I worked on a project that had the following requirement:
TableA is the parent table. Whenever any children records of TableA are updated the 'LastActivityDate' field in TableA should be updated with the current UTC date.
Now, I know there are many ways of doing this. My post is NOT about the many different ways this could be accomplished.
I originally suggested using triggers for this requirement and our DBAs shot me down because they don't want triggers in this DB (I don't know why, and it isn't important to my question). I ended up creating a stored proc that's only purpose was to update TableA.LastActivityDate. I then coded the update/insert stored procedures of TableA's children to call this stored proc. So, for example, a child's update stored proc would look like this:

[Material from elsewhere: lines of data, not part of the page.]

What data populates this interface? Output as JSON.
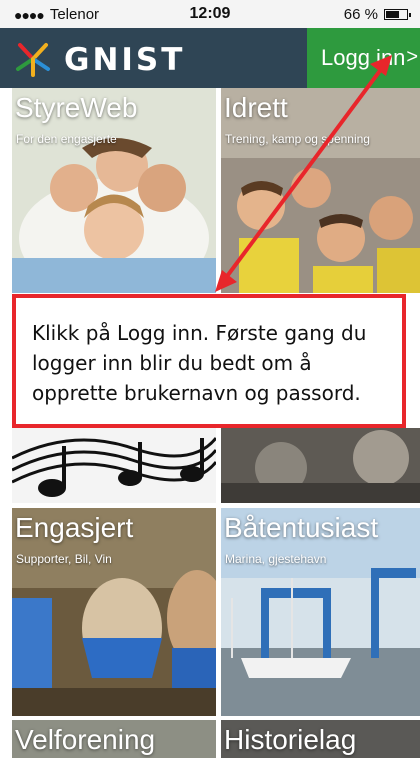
{
  "status_bar": {
    "carrier": "Telenor",
    "time": "12:09",
    "battery": "66 %"
  },
  "header": {
    "brand": "GNIST",
    "login_label": "Logg inn",
    "login_chevron": ">"
  },
  "tiles": [
    {
      "name": "StyreWeb",
      "subtitle": "For den engasjerte"
    },
    {
      "name": "Idrett",
      "subtitle": "Trening, kamp og spenning"
    },
    {
      "name": "Engasjert",
      "subtitle": "Supporter, Bil, Vin"
    },
    {
      "name": "Båtentusiast",
      "subtitle": "Marina, gjestehavn"
    },
    {
      "name": "Velforening",
      "subtitle": ""
    },
    {
      "name": "Historielag",
      "subtitle": ""
    }
  ],
  "annotation": {
    "text": "Klikk på Logg inn. Første gang du logger inn blir du bedt om å opprette brukernavn og passord."
  },
  "colors": {
    "header_bg": "#2f4555",
    "login_green": "#2e9a3e",
    "annotation_red": "#e8262b"
  }
}
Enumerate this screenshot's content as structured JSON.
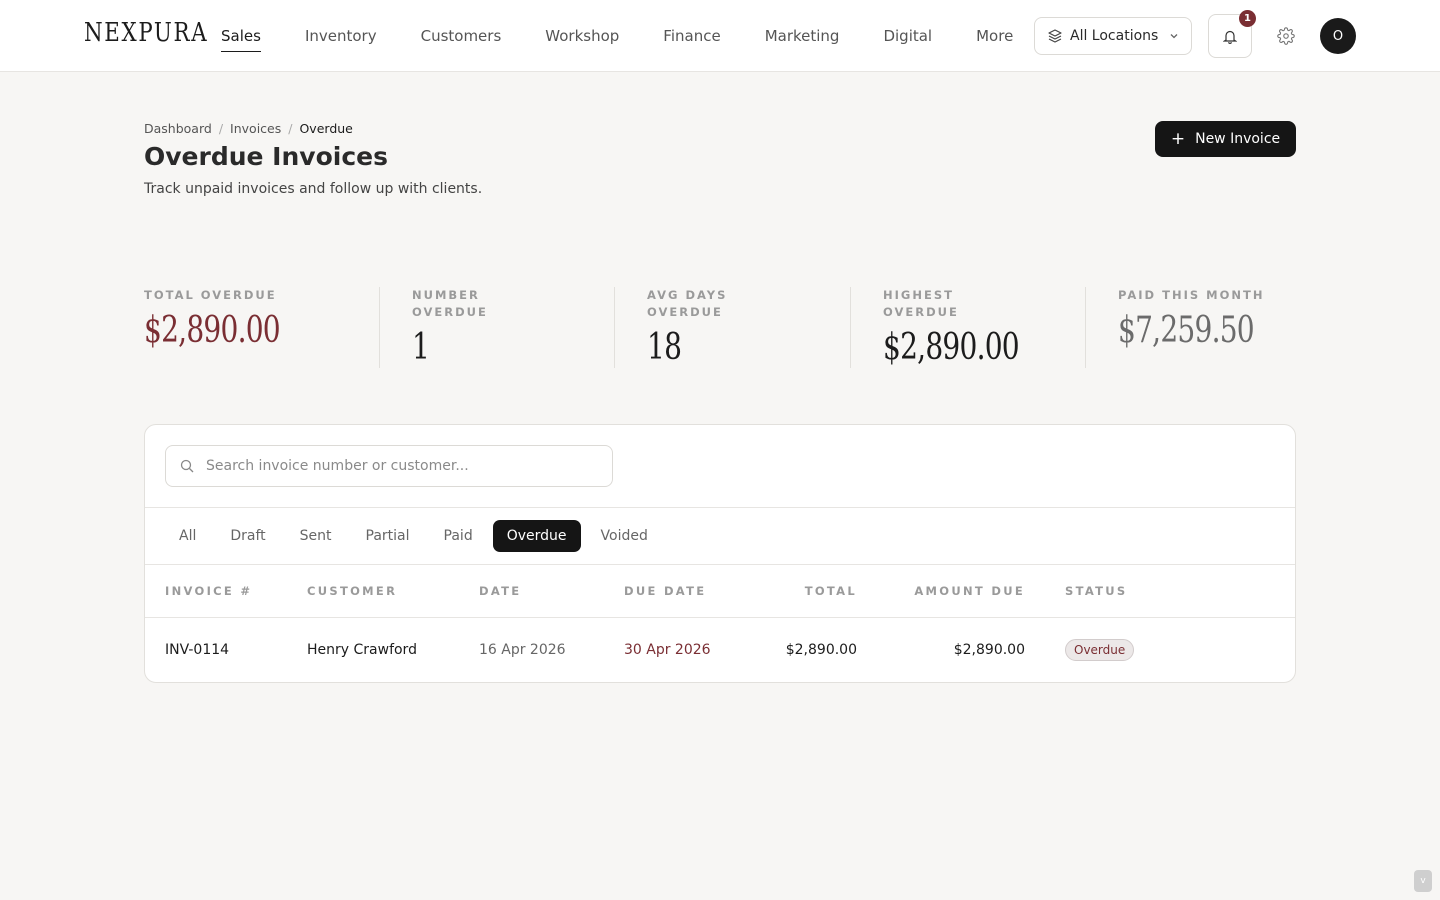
{
  "brand": {
    "logo": "NEXPURA"
  },
  "nav": {
    "items": [
      {
        "label": "Sales",
        "active": true
      },
      {
        "label": "Inventory",
        "active": false
      },
      {
        "label": "Customers",
        "active": false
      },
      {
        "label": "Workshop",
        "active": false
      },
      {
        "label": "Finance",
        "active": false
      },
      {
        "label": "Marketing",
        "active": false
      },
      {
        "label": "Digital",
        "active": false
      },
      {
        "label": "More",
        "active": false
      }
    ],
    "location_label": "All Locations",
    "location_icon": "layers-icon",
    "notification_count": "1",
    "avatar_initial": "O"
  },
  "breadcrumb": [
    "Dashboard",
    "Invoices",
    "Overdue"
  ],
  "header": {
    "title": "Overdue Invoices",
    "subtitle": "Track unpaid invoices and follow up with clients.",
    "new_button": "New Invoice"
  },
  "stats": [
    {
      "label": "Total Overdue",
      "value": "$2,890.00",
      "color": "#7a2e33"
    },
    {
      "label": "Number Overdue",
      "value": "1",
      "color": "#1c1c1c"
    },
    {
      "label": "Avg Days Overdue",
      "value": "18",
      "color": "#1c1c1c"
    },
    {
      "label": "Highest Overdue",
      "value": "$2,890.00",
      "color": "#1c1c1c"
    },
    {
      "label": "Paid This Month",
      "value": "$7,259.50",
      "color": "#6b6b6b"
    }
  ],
  "search": {
    "placeholder": "Search invoice number or customer..."
  },
  "tabs": [
    {
      "label": "All",
      "active": false
    },
    {
      "label": "Draft",
      "active": false
    },
    {
      "label": "Sent",
      "active": false
    },
    {
      "label": "Partial",
      "active": false
    },
    {
      "label": "Paid",
      "active": false
    },
    {
      "label": "Overdue",
      "active": true
    },
    {
      "label": "Voided",
      "active": false
    }
  ],
  "table": {
    "columns": [
      "Invoice #",
      "Customer",
      "Date",
      "Due Date",
      "Total",
      "Amount Due",
      "Status"
    ],
    "rows": [
      {
        "invoice": "INV-0114",
        "customer": "Henry Crawford",
        "date": "16 Apr 2026",
        "due_date": "30 Apr 2026",
        "total": "$2,890.00",
        "amount_due": "$2,890.00",
        "status": "Overdue"
      }
    ]
  },
  "colors": {
    "accent": "#151515",
    "overdue": "#7a2e33"
  },
  "corner_button": "v"
}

Create Procedure TableB_UPD ( @TableBId INT @TableBName VARCHAR(30) ) AS BEGIN UPDATE dbo.TableB SET TableBName = @TableBName WHERE (TableBId = @TableBId) DECLARE @TableAId INT SELECT @TableAId = TableAId FROM dbo.TableB WHERE (TableBId = @TableBId) EXEC dbo.TableA_LastActivityDate_UPD @TableAId END

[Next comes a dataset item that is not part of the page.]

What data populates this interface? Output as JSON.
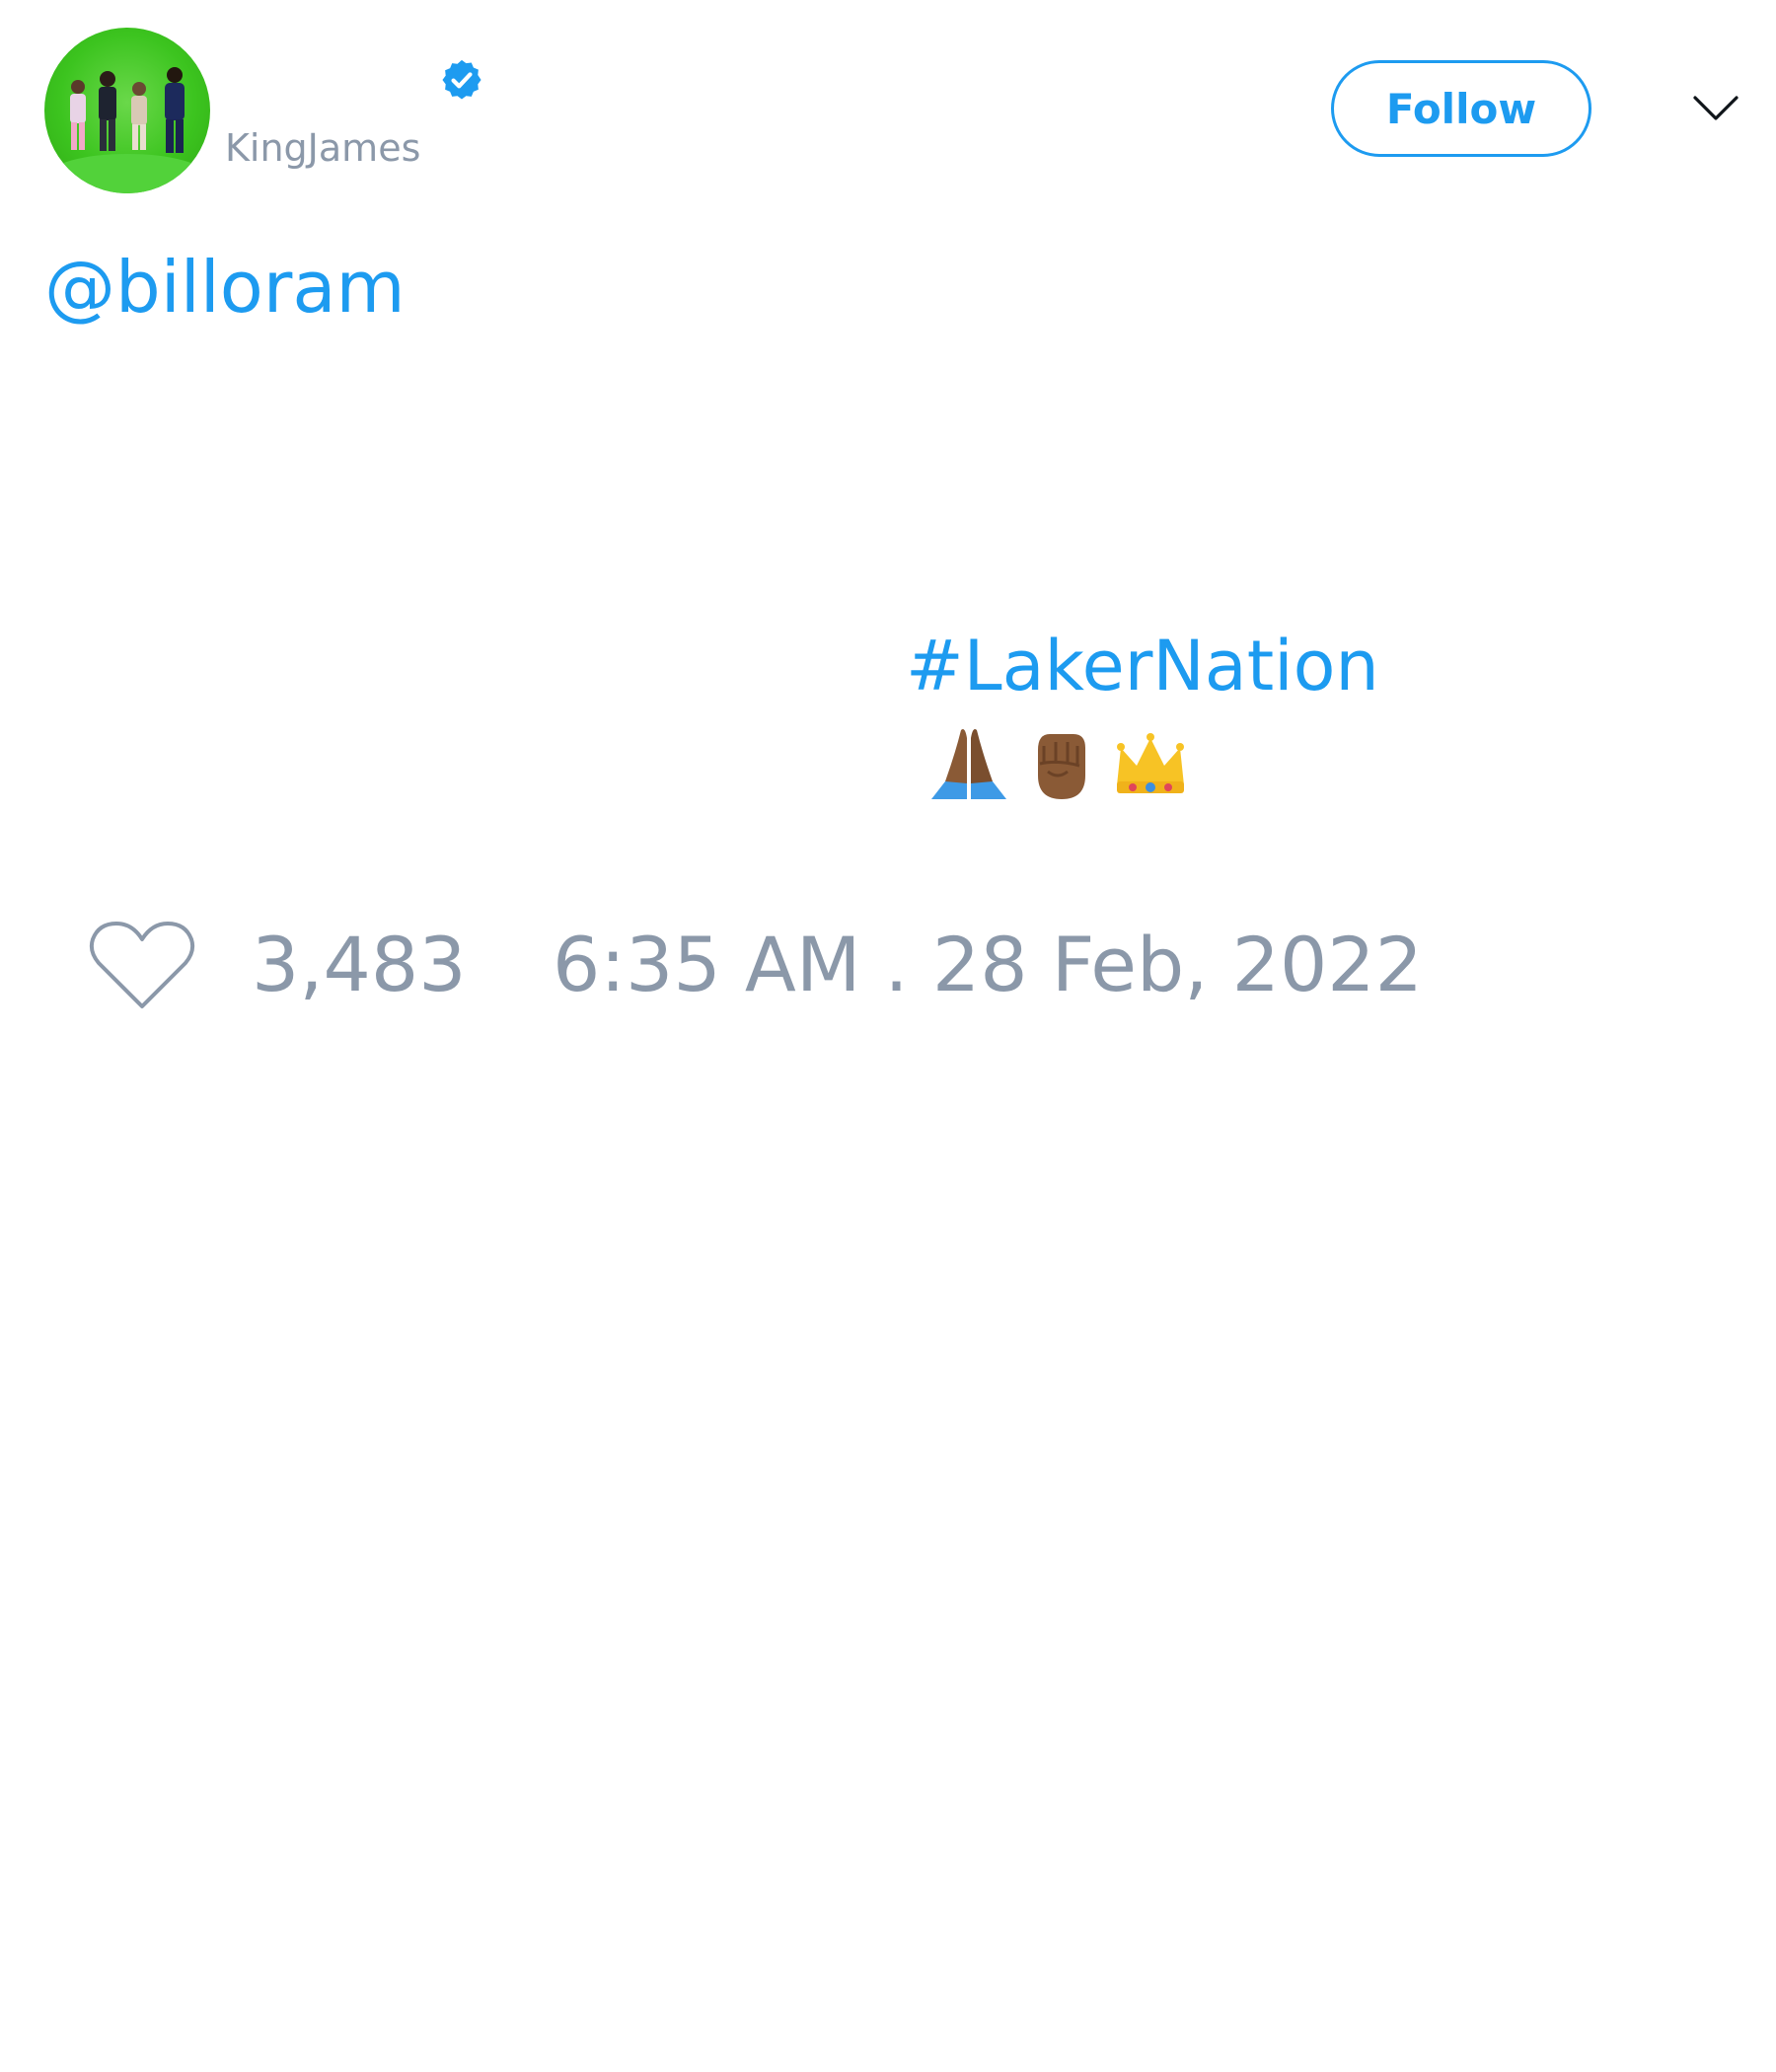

It's pretty straight forward code, I call the dbo.TableA_LastActivityDate_UPD stored proc from within the TableB_UPD stored proc. When our DBAs saw this they refused to allow it in their DB. They told me that there is a huge performance hit from calling a stored procedure within a stored procedure. I have been unable to find any good online articles to support this statement (and the DBAs haven't been able to give me any either).
I've seen this kind of code in lots of databases and never heard of any performance issues until now. My question is this: Can someone explain the performance issues around this type of code? I would greatly appreciate references to articles as well.
This is in SQL Server 2005.